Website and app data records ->
__________

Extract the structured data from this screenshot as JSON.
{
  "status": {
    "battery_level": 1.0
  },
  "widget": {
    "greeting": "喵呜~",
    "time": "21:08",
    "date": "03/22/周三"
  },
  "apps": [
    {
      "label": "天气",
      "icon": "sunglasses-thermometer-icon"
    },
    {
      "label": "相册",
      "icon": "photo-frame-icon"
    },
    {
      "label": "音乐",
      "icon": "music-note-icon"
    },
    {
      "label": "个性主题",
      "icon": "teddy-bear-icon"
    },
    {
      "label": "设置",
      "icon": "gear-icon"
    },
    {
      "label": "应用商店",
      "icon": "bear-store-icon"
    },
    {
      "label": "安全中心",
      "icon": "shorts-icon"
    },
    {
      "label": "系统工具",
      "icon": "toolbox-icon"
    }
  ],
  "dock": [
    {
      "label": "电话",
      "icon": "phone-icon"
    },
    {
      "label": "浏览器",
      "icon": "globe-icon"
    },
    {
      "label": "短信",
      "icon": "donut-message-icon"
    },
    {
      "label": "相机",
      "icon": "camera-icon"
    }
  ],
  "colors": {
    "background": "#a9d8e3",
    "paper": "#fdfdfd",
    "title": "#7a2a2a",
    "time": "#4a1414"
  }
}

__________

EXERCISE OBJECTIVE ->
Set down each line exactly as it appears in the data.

TASK OUTPUT ->
Extract the structured data from this screenshot as JSON.
{
  "status": {
    "battery_level": 1.0
  },
  "widget": {
    "greeting": "喵呜~",
    "time": "21:08",
    "date": "03/22/周三"
  },
  "apps": [
    {
      "label": "天气",
      "icon": "sunglasses-thermometer-icon"
    },
    {
      "label": "相册",
      "icon": "photo-frame-icon"
    },
    {
      "label": "音乐",
      "icon": "music-note-icon"
    },
    {
      "label": "个性主题",
      "icon": "teddy-bear-icon"
    },
    {
      "label": "设置",
      "icon": "gear-icon"
    },
    {
      "label": "应用商店",
      "icon": "bear-store-icon"
    },
    {
      "label": "安全中心",
      "icon": "shorts-icon"
    },
    {
      "label": "系统工具",
      "icon": "toolbox-icon"
    }
  ],
  "dock": [
    {
      "label": "电话",
      "icon": "phone-icon"
    },
    {
      "label": "浏览器",
      "icon": "globe-icon"
    },
    {
      "label": "短信",
      "icon": "donut-message-icon"
    },
    {
      "label": "相机",
      "icon": "camera-icon"
    }
  ],
  "colors": {
    "background": "#a9d8e3",
    "paper": "#fdfdfd",
    "title": "#7a2a2a",
    "time": "#4a1414"
  }
}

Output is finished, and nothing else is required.